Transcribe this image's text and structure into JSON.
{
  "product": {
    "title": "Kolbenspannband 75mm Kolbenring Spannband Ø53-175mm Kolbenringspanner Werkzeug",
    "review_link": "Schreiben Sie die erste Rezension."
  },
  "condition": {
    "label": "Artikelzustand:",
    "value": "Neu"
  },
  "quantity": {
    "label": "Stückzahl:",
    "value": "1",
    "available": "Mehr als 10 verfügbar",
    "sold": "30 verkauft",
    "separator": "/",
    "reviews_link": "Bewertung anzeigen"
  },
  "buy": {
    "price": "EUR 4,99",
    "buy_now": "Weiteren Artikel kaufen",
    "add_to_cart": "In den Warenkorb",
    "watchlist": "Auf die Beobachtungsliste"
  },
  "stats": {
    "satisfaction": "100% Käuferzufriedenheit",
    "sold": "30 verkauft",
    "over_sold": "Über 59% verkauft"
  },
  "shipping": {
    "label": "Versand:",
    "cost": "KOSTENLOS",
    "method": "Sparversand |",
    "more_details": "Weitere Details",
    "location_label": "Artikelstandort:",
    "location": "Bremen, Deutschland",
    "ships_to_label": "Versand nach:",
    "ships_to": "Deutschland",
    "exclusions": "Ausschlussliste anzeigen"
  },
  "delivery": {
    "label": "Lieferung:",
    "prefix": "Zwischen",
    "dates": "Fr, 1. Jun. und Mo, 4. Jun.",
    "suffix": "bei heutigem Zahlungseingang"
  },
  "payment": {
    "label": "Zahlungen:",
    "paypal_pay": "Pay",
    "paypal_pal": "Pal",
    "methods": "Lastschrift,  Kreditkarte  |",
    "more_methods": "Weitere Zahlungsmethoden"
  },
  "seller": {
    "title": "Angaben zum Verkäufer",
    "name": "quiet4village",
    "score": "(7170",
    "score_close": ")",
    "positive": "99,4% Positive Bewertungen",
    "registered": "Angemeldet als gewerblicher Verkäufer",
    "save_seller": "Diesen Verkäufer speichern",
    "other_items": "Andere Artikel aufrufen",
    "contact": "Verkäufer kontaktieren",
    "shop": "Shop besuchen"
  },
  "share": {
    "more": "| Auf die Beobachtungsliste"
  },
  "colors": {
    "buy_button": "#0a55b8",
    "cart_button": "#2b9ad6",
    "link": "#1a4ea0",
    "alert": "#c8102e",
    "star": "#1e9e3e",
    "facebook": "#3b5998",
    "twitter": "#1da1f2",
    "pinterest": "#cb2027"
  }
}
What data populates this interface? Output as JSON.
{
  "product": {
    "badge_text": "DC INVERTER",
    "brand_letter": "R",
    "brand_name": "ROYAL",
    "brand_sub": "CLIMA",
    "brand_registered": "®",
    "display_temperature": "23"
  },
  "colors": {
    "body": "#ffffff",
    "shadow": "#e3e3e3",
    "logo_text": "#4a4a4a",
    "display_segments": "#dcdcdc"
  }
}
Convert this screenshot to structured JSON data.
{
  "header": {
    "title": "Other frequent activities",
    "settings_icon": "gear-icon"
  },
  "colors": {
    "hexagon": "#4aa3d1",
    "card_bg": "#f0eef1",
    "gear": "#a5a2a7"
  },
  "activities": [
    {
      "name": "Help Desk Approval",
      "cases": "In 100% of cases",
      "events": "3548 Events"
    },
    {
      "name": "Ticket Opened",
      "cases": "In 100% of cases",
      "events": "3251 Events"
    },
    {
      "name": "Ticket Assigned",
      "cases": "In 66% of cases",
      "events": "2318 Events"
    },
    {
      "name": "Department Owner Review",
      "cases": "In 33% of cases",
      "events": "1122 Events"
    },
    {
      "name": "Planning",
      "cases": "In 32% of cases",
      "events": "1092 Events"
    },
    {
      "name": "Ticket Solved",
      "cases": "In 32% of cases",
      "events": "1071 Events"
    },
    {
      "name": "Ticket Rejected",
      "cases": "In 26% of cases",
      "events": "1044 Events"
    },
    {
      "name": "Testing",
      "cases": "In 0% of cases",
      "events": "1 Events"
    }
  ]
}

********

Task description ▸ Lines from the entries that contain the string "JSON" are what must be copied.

Expected answer ▸
Transcribe this image's text and structure into JSON.
What data populates this interface? Output as JSON.
Convert this screenshot to structured JSON data.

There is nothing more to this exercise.